Based totally on the agrarian need for farm labor, the school year was purposely set to not interfere with the cycle of crop growth and harvest. Family plots needed to be worked and the demand for labor got more immense during the growing season; family members were the logical choice. Schools were closed for the summer and the child workforce stayed at home for the summer months. But the family plots have been replaced by a mechanized workforce. Besides the family garden, most children have all but been forgotten from the family farm. In addition, some teachers also double as small farmers. They are anxious for summer vacation, so they can work their plots and not work in the local schools.

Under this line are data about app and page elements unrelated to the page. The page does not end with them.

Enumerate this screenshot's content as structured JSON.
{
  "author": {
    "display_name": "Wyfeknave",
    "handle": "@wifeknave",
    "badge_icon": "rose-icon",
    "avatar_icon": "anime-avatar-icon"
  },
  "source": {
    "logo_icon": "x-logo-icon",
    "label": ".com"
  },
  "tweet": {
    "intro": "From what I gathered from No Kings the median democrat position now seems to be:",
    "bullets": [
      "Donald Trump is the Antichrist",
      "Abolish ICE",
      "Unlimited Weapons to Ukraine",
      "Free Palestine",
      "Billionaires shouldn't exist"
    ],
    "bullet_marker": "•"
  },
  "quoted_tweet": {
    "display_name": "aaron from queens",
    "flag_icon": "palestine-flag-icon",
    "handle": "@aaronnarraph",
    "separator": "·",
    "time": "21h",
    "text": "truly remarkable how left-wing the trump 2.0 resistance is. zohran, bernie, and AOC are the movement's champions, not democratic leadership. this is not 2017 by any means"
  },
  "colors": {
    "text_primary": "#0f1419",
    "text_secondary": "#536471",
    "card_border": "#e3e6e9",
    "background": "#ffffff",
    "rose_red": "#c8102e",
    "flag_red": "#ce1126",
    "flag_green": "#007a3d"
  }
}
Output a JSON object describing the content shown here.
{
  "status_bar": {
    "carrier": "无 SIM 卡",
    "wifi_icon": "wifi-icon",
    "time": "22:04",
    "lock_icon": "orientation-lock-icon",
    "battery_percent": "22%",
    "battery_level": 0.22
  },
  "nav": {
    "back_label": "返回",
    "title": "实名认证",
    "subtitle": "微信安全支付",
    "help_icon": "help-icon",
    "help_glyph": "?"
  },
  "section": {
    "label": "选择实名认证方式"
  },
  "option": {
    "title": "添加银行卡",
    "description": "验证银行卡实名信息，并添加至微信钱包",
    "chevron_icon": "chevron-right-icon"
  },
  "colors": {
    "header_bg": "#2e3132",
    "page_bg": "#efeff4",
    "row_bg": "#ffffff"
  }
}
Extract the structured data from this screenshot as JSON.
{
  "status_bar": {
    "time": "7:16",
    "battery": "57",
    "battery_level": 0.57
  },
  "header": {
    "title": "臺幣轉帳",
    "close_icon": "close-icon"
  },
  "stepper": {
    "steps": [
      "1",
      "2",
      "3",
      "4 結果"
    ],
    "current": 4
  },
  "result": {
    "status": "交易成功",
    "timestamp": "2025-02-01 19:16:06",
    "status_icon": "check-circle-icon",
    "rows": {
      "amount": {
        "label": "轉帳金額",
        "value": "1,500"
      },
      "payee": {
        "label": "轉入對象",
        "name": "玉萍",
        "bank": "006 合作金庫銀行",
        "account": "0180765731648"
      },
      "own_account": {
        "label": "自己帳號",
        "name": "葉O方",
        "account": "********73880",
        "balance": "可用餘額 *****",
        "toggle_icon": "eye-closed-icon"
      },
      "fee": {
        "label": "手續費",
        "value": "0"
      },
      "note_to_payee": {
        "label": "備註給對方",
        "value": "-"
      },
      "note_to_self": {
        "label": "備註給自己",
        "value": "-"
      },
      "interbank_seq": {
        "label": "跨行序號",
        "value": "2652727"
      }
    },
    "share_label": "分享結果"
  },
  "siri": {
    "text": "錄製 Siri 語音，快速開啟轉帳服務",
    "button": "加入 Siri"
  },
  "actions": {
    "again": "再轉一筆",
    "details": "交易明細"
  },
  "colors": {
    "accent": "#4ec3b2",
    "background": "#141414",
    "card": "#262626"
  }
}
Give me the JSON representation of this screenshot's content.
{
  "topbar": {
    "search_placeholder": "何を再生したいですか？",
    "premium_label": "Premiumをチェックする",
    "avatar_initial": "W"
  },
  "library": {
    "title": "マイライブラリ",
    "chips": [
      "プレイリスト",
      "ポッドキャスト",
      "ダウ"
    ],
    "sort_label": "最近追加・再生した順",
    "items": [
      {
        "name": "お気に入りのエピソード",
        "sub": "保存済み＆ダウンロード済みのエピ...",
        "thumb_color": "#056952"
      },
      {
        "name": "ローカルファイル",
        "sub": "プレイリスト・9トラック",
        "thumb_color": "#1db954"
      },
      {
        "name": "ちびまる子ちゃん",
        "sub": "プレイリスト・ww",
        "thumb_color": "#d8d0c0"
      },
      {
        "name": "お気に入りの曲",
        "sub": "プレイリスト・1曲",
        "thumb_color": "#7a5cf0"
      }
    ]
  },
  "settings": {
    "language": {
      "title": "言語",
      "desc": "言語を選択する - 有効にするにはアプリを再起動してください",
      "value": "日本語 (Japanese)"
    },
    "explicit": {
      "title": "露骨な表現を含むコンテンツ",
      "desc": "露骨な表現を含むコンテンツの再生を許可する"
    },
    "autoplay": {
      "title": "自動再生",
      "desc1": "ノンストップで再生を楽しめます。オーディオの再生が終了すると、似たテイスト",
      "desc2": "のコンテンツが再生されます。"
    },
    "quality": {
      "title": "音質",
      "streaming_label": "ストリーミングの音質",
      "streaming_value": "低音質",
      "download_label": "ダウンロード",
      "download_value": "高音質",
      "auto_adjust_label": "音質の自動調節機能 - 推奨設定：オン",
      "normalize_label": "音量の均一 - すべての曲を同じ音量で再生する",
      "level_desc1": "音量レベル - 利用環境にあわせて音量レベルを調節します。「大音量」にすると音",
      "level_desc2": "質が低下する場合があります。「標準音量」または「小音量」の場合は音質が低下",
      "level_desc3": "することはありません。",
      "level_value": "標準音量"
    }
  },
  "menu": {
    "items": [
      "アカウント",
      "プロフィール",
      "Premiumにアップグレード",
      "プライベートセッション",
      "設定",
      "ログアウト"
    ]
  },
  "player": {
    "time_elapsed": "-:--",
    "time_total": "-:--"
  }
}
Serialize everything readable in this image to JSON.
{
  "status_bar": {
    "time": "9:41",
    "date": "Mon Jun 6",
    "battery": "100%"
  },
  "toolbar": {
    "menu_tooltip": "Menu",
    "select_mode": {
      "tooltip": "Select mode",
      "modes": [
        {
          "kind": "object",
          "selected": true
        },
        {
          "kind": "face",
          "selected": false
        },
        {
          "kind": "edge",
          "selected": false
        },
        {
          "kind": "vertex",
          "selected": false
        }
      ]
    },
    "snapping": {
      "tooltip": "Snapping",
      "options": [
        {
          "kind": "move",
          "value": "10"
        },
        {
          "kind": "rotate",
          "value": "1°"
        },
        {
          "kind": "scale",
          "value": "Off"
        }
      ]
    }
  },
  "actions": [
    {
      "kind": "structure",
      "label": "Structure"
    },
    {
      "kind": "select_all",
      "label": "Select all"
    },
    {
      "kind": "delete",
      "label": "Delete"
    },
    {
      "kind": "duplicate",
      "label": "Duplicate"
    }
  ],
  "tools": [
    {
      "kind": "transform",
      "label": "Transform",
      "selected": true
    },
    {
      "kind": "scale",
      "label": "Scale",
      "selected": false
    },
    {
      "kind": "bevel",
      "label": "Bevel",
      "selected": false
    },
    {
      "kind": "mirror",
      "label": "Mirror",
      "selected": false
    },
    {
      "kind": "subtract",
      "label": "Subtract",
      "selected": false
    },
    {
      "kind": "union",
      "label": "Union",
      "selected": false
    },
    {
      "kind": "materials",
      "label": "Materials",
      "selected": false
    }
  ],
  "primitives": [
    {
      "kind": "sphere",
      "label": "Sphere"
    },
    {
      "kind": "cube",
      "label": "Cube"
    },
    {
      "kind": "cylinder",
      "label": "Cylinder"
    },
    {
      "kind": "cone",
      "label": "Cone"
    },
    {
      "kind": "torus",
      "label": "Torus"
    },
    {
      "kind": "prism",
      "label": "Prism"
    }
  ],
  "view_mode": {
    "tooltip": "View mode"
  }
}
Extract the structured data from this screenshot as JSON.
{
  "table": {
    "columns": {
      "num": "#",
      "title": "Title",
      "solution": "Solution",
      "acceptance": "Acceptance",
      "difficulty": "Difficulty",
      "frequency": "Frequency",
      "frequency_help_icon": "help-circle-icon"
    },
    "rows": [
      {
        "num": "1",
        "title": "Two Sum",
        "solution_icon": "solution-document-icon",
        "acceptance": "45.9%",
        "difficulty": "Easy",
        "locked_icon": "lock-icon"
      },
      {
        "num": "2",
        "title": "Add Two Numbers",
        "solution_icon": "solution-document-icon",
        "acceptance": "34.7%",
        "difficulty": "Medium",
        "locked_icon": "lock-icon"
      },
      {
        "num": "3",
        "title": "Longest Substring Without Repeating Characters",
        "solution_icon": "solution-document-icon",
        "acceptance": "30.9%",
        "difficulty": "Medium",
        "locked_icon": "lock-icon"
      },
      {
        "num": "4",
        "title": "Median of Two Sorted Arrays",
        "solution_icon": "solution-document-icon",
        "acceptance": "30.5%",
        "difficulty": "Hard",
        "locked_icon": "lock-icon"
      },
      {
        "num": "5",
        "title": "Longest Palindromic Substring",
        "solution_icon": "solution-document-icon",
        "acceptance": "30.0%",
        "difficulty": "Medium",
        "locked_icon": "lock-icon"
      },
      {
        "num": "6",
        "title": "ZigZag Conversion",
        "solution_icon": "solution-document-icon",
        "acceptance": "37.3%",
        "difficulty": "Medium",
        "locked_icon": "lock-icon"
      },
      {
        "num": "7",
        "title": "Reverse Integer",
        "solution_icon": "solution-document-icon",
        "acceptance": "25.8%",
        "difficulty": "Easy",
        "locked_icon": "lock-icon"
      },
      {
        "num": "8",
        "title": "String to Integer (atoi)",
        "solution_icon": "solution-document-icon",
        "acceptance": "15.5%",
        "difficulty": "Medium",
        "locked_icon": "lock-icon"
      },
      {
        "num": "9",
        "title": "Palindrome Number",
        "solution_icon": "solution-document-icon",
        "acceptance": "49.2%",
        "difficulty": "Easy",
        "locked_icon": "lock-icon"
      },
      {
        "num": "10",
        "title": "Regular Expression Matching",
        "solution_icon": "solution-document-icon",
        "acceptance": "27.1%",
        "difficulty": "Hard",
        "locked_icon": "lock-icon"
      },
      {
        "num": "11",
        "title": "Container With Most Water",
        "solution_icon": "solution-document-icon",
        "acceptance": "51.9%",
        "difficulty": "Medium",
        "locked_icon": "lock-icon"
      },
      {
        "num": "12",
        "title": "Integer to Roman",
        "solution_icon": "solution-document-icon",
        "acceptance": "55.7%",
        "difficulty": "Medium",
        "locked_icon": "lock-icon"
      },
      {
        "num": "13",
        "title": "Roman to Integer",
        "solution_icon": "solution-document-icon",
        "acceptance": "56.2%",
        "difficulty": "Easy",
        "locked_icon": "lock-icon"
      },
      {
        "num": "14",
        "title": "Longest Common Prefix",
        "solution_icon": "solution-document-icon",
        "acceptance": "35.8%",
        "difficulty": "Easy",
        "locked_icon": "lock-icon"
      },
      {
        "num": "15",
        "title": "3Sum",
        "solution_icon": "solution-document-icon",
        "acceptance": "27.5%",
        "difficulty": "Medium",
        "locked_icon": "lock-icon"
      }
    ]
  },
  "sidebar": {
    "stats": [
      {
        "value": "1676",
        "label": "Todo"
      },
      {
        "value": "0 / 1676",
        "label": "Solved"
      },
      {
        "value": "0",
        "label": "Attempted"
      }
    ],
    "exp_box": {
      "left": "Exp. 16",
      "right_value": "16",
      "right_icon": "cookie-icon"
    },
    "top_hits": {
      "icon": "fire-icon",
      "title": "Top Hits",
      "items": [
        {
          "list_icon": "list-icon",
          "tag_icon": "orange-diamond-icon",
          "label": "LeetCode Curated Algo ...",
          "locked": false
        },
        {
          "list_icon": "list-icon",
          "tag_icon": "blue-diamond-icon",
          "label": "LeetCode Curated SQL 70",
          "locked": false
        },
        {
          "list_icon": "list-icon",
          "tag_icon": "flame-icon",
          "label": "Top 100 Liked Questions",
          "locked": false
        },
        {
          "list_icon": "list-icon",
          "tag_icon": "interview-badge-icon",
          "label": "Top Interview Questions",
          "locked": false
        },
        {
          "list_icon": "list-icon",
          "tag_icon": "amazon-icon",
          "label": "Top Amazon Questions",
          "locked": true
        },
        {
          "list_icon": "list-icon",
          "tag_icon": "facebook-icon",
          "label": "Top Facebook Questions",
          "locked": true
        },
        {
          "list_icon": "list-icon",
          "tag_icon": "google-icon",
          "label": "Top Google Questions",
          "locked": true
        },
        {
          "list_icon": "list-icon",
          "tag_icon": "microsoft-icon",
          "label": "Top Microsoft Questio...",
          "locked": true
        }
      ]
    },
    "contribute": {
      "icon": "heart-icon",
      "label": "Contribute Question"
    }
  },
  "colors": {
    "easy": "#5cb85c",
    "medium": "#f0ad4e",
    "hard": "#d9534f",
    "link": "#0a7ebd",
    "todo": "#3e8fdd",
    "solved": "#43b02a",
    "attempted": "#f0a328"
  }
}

In the State of Utah as with most other states, the required 180 days of formal school are required. Utah also has an expectation of 990 hours of formal instruction per school year. During the 1980’s, expectations begin to change across the United States with a call for an increase in the amount of time spent in the classroom. Some states increased hours of instruction and some increased days of the school year. Other created innovative school years that allowed buildings to be used all year long with rotating sections taking “summer” breaks in pieces throughout the year. While it appears that the 180 day school year has been good for the American student, other industrialized nations expect far more from their kids but the proof still is not accepted that longer school years produce better students. The current rally is for quality not quantity. In Garfield County, some kids still help out on the family farm and others may be involved in the summer tourist business. Whatever the case, school burnout and fatigue can be alleviated for both students and teachers by allowing each a break from one another. We have a name for that around here; it’s called a summer vacation.
Tracy Davis, Superintendent – Garfield County School District